On 21st October 2021, the president and the vice-president of business association Consejo Superior de la Empresa Privada (Superior Council of Private Companies - COSEP) were arrested in Managua. Michael Healy was detained as he left the Public Prosecutor's Office, where he had presented himself  in compliance with a summons. Minutes before his arrest, he had told news media that his appointment had been rescheduled and that he didn't know what the summons was about. In a statement, COSEP said Healy's house was raided following his arrest and that his driver was also detained. COSEP vice-president Alvaro Vargas was arrested at his home on the same day. According to news reports, the police informed that they are both under investigation for "money laundering" and for "acting to undermine national integrity." The IACHR condemned these arrests, underscoring that both Healy and Vargas had been granted precautionary measures due to risks to their safety.

Reports on Nicaragua

On 28th October 2021, the IACHR published a reported titled “Nicaragua: Concentration of power and the undermining of the Rule of Law”. The document analyses the power concentration process by the Executive in Nicaragua and consequent weakening of the separation of powers and the rule of law in the country. According to the IACHR, the repression of protests in 2018 and the creation of a police state to quell dissidence was made possible by the subjugation to the government of the judiciary and the Office of the Attorney General.

On 3rd November 2021, the Observatory for the Protection of Human Rights Defenders and the Nicaraguan Centre for Human Rights (CENIDH) published a report on Nicaragua called “The New Laws of Repression”. In the study, the organisations analyse the repressive laws approved in Nicaragua since 2020, which have been instrumentalised to target human rights defenders and political opponents. The report also recounts the development of a repressive regulatory framework in the country from 2008 onwards.


In September 2021, writer Sergio Ramírez told British news media BBC that copies of his latest book had been retained by Nicaragua’s customs authorities. Ramírez’s book, titled “Tongolele no sabía bailar” (“Tongolele Didn’t Know How to Dance”), portrays repression in Nicaragua during the mass protests in 2018. In early September, the government also issued a warrant for the writer’s arrest, accusing him, among other things, of “conspiracy”, “money laundering”, “inciting violence and hatred” and “undermining national integrity”. The writer has been exiled in Costa Rica since June 2021.

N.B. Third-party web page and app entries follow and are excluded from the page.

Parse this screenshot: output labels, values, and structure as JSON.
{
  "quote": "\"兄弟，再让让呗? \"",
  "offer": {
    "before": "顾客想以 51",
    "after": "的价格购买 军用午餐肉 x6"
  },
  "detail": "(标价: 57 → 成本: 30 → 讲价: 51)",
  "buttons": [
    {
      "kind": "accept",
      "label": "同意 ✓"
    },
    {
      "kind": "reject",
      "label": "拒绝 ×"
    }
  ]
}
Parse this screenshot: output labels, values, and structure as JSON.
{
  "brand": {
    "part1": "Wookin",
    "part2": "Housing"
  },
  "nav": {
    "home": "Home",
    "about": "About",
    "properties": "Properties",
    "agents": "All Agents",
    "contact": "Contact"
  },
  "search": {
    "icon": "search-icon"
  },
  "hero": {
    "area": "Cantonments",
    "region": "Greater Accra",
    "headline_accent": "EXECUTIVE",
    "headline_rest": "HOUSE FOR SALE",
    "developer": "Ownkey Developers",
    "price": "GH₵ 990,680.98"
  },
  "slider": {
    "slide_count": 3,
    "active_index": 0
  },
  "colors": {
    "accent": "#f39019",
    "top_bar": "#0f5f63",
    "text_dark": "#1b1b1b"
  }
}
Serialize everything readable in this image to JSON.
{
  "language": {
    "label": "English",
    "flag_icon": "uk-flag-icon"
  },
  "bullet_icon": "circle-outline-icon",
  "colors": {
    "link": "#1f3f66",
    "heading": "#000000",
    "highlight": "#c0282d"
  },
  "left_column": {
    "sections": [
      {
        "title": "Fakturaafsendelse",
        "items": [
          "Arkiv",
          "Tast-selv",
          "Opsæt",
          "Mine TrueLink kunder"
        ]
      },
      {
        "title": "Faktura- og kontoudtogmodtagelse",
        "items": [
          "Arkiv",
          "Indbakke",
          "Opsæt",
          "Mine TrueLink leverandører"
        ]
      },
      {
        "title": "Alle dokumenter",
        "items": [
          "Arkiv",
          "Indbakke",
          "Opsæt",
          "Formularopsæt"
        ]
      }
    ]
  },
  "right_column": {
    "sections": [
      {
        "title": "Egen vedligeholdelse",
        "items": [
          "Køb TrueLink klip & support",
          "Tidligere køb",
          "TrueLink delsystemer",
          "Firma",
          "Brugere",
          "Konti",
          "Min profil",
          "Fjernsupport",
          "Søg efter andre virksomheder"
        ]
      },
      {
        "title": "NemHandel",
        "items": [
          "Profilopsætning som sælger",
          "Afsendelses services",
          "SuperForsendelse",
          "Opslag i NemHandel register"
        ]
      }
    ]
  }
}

At least 26 journalists were forced to flee Nicaragua in recent months, said a report at the Inter American Press Association’s General Assembly. For instance, El País correspondent Wilfredo Miranda said that he had fled Nicaragua in June 2021 after being threatened by law enforcement authorities with charges under the Cybercrimes Law. He was cited as a witness in the case against a civil society organisation, questioned about several articles he had written and asked to disclose his sources. Miranda said he decided to flee the country after being told by an officer that he could be charged for cybercrimes. According to Articulo 66 director Álvaro Navarro, the Cybercrimes Law has been among the key instruments used to intimidate and silence journalists. Navarro said an “information blackout” had been imposed in the country, with widespread surveillance and self-censorship.

Several international correspondents were denied entry into Nicaragua in the weeks preceding the presidential election on 7th November 2021. Journalists who said they were not authorised to enter Nicaragua, despite having complied with sanitary and migration requirements, include FrĂ©dĂ©ric Saliba from French Le Monde, Mary Beth Sheridan with the United States’ The Washington Post and a team with the Honduran daily El Heraldo. Carlos GirĂłn with El Heraldo said an officer at the border with Honduras also tried to take a journalist’s phone to ensure that they weren’t recording.